The obvious question arises as to what the subsequent measurement of success looks like, how companies can classify the added value that has been created. For this purpose, sustainability can be included as a separate dimension in the Balanced Score Card (BSC).¹ In this way, the strategies and goals of the companies are linked to sustainability, and from now on qualitative key figures can be determined and evaluated in addition to financial ones. First of all, Green Business Goals based on the company’s mission are defined for the individual perspectives of the BSC (financial perspective, customer perspective, internal company perspective and innovation perspective). These form the most important gateway for the respective green business strategies, which show how the goals are to be achieved. In doing so it is crucial to achieve a reduction of the impact of business processes on the environment, while ensuring that these goals do not play a subordinate role to the purpose of economic efficiency – they are equally important. By transferring the Green Business Goals and their achievement strategies to the four perspectives of the BSC, the greening of processes becomes the declared objective. The degree of achievement is evaluated using defined KPIs along the entire value chain. Finally, companies must also be aware of the possible risks they may encounter when greening their processes. These must also be applied to the individual perspectives of the BSC using a risk model. The comprehensive consideration of the process models in combination with risks, costs, indicators, etc. thus creates a holistic green business process management, which makes it possible to formulate statements on targeted process improvements. Process models also make dependencies and interfaces between individual processes visible on several levels.

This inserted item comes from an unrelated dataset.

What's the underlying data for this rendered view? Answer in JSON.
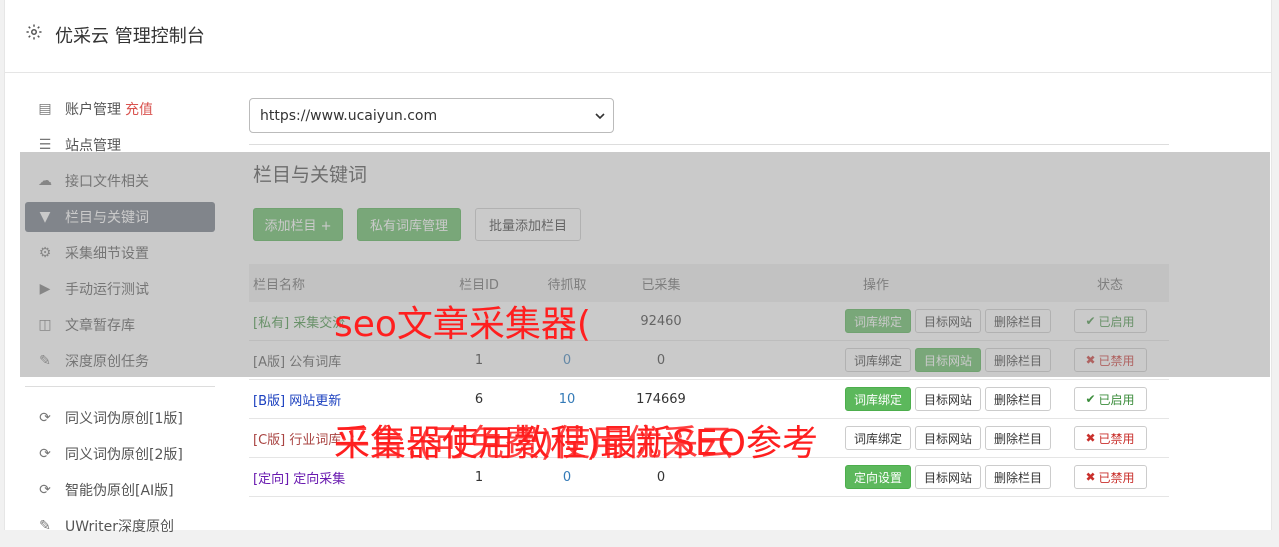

The transformation of business processes to green processes can then be achieved (depending on the company situation) using the following concepts²:
  • Green Compensation Procedure Model: can be particularly useful to companies with processes that are difficult or even impossible to reengineer. They can try to compensate for the environmental impact caused by making a monetary contribution, for example by donating to environmental protection projects.
  • Green Variant Procedure Model: If companies cannot change their processes without adjusting their cost structure and thus charging higher prices to the end customer, it makes sense to offer a green alternative in addition to the existing range: a product that is more sustainable but also more expensive.
  • Common Process Improvement Procedure Model: based on the classic BPM method. Here, processes that could potentially be optimized are identified on the basis of the key figures and their environmental impact is examined. Subsequently, the steps required to achieve the objectives are minimized or activities identified as damaging are avoided.
  • Circular Procedure Model: Circular economy instead of linearity leads to maximizing the benefits of products, components and materials along the entire life cycle. This can include reintegrating materials into the supply chain as well as reducing waste or extending the life cycle.
In addition, the individual methods can be combined. This means that the models can be flexibly adapted for different types of companies and strategies. Green BPM is therefore a holistic approach that paves the way for companies to achieve greater sustainability by anchoring it in their business processes. In this way, companies can benefit from the combination of economic as well as social and ecological action and protect their success, society and the environment in the long term.

The topic of Green BPM has piqued your interest? Here you will find detailed information & articles that offer exciting insights into the detailed implementation of Green BPM. Horus Green BPM also offers a comprehensive concept for the transformation of your company.

(1) R.S. Kaplan, D.P. Norton: The Balanced Scorecard: Translating Strategy into Action, Harvard Business Press, Boston, USA, 1996
(2) F. Leymann, A. Nowak, D. Scheicher, D. Schumm, S. Wagner: Green Business Process Patterns, IAAS Institute of Architecture of Application Systems, University of Stuttgart, 2011.